• Activity: From the entries below, gather every line containing the string "Settings".

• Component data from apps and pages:
◆ ◆ ◆

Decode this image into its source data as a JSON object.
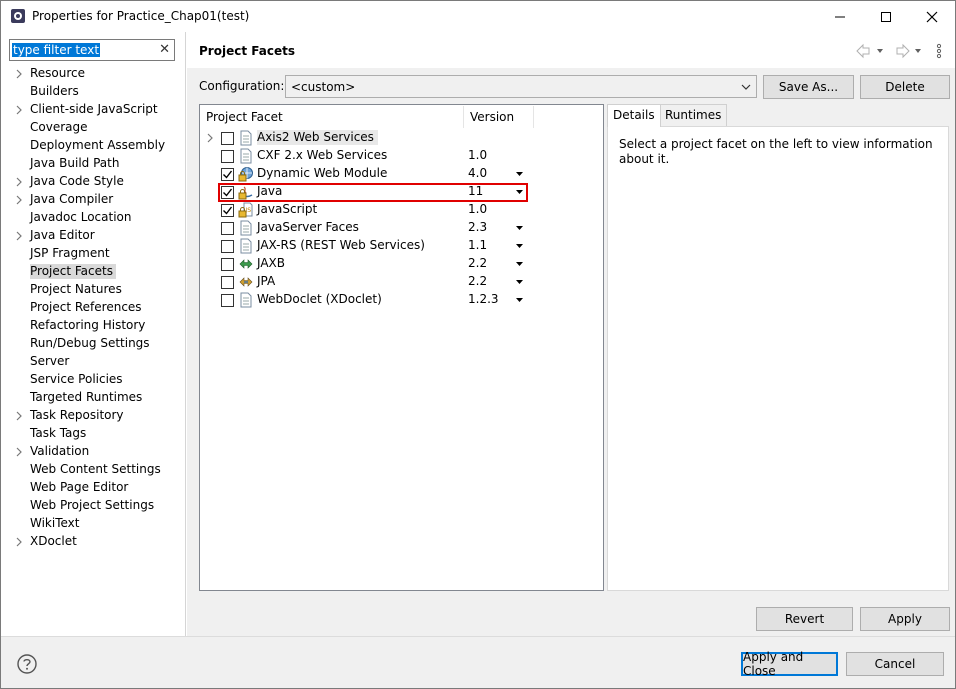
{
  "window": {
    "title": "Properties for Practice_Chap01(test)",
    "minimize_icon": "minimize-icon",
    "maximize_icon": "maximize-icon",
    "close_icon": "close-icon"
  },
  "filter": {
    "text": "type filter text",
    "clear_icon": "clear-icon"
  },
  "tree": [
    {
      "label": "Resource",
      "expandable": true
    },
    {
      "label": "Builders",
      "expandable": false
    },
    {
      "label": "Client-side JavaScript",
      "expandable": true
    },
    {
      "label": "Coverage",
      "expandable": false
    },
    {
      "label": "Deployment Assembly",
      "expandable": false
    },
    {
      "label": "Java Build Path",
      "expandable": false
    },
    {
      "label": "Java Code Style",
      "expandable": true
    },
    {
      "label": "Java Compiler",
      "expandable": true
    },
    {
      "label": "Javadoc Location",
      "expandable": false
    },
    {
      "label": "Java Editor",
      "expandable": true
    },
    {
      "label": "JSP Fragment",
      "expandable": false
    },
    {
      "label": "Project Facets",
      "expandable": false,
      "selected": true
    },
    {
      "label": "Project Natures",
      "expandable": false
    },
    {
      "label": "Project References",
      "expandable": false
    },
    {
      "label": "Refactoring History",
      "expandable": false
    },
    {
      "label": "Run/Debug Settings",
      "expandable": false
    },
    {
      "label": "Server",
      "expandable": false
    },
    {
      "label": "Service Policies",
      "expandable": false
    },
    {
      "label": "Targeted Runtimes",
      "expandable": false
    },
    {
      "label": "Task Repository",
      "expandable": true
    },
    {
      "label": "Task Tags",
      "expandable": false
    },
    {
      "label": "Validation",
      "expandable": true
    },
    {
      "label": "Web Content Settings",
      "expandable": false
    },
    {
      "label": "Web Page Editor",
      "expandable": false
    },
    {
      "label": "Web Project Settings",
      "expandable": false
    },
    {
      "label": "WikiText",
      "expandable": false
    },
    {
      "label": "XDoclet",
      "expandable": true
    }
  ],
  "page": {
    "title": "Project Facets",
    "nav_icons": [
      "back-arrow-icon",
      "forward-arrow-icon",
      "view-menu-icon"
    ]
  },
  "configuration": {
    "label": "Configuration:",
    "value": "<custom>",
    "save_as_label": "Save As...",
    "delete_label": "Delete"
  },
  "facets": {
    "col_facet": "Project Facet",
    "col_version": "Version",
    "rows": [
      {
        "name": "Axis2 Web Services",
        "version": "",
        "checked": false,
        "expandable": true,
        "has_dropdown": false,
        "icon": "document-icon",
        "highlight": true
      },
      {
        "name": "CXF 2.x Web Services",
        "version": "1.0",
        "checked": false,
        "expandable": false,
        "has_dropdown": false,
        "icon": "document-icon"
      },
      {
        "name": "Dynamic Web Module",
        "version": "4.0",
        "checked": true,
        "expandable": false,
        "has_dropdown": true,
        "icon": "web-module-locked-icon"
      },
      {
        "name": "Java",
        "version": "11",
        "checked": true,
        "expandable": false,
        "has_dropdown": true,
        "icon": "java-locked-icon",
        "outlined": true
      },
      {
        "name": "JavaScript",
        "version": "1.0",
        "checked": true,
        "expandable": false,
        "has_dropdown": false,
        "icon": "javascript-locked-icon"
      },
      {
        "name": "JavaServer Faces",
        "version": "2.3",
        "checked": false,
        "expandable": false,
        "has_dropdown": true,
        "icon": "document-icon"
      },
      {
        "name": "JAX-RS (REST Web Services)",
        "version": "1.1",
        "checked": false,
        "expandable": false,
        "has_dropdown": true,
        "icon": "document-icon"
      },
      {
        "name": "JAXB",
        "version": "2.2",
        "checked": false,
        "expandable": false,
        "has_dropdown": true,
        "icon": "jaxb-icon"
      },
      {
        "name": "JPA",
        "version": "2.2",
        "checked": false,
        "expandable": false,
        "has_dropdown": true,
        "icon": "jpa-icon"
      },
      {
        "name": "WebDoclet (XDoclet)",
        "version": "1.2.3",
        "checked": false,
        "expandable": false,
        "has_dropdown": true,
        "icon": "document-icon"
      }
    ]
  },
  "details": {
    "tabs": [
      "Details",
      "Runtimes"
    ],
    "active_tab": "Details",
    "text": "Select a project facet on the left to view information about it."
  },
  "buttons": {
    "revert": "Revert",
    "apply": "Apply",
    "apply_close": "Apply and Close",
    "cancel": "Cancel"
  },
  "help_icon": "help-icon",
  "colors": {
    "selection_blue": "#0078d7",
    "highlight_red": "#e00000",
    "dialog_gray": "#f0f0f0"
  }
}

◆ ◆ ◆

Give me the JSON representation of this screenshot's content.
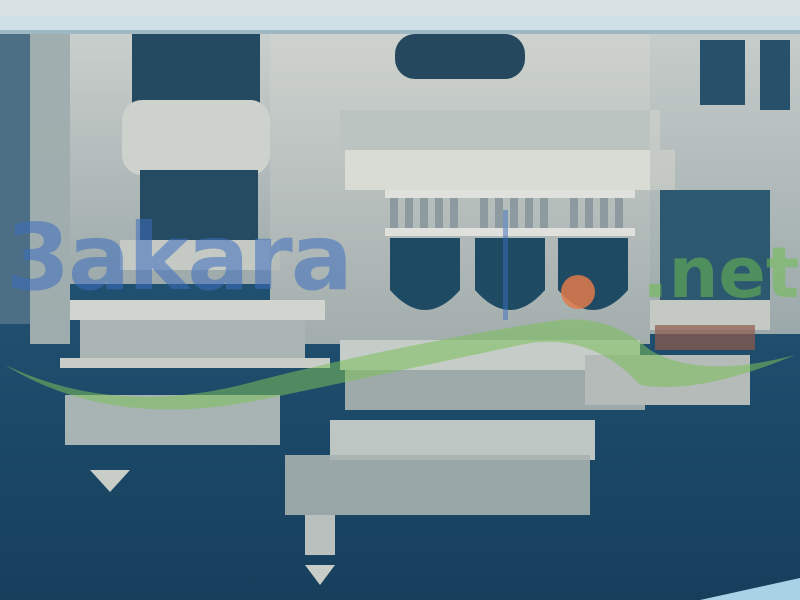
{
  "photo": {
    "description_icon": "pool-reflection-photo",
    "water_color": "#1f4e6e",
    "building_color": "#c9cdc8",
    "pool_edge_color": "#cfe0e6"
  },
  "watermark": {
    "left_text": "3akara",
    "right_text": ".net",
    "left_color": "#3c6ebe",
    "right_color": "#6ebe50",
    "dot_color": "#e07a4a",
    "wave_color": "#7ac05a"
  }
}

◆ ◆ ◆

• Result of this task:
      "label": "Run/Debug Settings",
      "label": "Web Content Settings",
      "label": "Web Project Settings",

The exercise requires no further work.